In one of the more audacious attempts at corporate welfare, Australia’s car park lobby has demanded that fringe benefits tax be suspended on parking. Parking Australia, the lobby group of the commercial car park sector (yes, it exists) claimed, “the move would help businesses by cutting tax bills and assist in getting staff back to work safely given concerns about hygiene and social distancing on public transport”.
Parking Australia even bemoaned that “the only winners out of FBT on car parking are accountants and the ATO (Australian Taxation Office).”
A couple of points to note.
First, the ATO is what funds our hospitals, schools, roads (yep, those things that allow cars to drive to garages where they can park for $25 an hour) and police.
Second, who exactly owns these car parks so in need of a taxpayer funded bailout of sorts?
First, there’s Care Parking, which is owned by Hong Kong-based Far East Consortium (market capitalisation, HK$6.5 billion). Far East, among other assets, owns 461 car parks and approximately 92,750 car parking bays globally.
Then there’s Secure Parking, which in 2017 was sold to Japanese Conglomerate PARK24, for $206 million.
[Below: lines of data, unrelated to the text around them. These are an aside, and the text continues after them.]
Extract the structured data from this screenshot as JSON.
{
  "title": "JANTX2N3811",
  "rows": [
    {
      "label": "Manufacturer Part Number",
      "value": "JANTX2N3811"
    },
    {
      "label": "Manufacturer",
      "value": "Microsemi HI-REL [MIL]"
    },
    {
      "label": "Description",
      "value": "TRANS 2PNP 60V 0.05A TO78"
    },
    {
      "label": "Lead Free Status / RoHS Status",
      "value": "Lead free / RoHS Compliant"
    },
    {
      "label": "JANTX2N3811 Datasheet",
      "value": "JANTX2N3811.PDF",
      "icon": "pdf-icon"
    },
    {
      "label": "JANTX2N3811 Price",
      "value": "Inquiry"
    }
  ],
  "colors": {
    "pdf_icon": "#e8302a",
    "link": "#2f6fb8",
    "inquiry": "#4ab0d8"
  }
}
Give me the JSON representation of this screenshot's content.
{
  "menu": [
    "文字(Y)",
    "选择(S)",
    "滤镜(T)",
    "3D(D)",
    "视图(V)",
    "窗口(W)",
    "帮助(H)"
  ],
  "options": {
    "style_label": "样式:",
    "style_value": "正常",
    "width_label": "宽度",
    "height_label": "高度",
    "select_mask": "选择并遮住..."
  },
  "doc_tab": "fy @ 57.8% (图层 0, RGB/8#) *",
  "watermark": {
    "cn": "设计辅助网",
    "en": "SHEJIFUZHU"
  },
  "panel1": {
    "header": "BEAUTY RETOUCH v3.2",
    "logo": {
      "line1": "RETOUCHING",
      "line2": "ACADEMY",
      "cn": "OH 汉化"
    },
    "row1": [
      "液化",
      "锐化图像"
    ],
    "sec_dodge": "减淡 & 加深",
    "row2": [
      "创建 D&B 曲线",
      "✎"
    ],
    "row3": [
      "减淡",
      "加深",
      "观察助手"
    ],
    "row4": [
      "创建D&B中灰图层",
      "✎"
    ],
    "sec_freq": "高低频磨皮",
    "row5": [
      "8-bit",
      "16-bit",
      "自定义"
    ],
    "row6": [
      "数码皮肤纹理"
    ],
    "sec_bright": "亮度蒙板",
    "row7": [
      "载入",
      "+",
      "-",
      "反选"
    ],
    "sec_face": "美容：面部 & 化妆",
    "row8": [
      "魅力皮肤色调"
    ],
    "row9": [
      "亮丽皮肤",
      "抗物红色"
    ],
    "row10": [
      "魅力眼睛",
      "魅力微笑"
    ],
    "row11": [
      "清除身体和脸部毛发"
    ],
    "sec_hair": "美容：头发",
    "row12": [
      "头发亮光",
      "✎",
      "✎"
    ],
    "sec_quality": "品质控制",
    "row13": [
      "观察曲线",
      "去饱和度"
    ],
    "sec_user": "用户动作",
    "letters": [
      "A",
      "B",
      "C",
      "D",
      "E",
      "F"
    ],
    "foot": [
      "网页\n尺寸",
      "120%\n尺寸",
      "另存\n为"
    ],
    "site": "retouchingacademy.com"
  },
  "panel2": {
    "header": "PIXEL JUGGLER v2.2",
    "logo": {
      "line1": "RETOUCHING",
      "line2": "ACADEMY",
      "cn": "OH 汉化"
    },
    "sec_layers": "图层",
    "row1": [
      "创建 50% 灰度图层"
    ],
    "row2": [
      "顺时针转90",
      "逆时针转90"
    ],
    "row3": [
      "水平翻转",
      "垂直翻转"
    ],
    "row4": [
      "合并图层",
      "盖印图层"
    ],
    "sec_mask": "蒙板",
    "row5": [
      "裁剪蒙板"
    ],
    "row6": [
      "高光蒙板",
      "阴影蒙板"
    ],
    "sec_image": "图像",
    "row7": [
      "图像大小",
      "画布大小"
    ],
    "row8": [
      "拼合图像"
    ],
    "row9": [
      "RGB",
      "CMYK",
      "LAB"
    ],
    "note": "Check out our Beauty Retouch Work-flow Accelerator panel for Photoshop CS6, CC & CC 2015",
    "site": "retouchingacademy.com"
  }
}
And of course there’s giant Wilson Parking, which has been owned by Hong Kong giant Sun Hung Kai Properties since 1991, which itself is owned by the billionaire Kwok Brothers.
Arguably it’s preferable to fund schools and hospitals, rather than Hong Kong based billionaires.
Elon Musk courts business (and baby name) controversy
There aren’t many global corporate types more colourful than Elon Musk. The Tesla and SpaceX founder, with a current net worth of US$40 billion, rarely strays far from the headlines.
Last week, Musk (who has five kids) and partner, rap singer Grimes, named their new baby boy “X Æ A-12 Musk”. Alas, this was not the most controversial thing Musk did last week.
Instead, he garnered significant criticism for tweeting that Tesla’s share price was “overvalued”, which caused an immediate 11% drop (around US$15 billion).
The response was swift, with Jeffrey A. Sonnenfeld, a senior associate dean at the Yale University’s School of Management claiming: “There’s no ambiguity, nothing grey about it, is a direct 100% violation of the SEC’s language. He’s not supposed to be able to comment on material information without it being cleared.”
While there is much to be critical of Musk, in this rare case, he was arguably doing good. Leaving aside the fact that Tesla shares have already returned to the pre-Tweet price, I’d much rather see CEOs claim that their company’s share price is overvalued, than the constant refrain from highly-paid executives (whose bonus depends on total shareholder returns), that the market is under-valuing their business.
But that doesn’t fit the narrative where boosting analysts and hack executives talk up share prices, while inevitably correct short-sellers are criticised for pointing out fraud and misfeasance.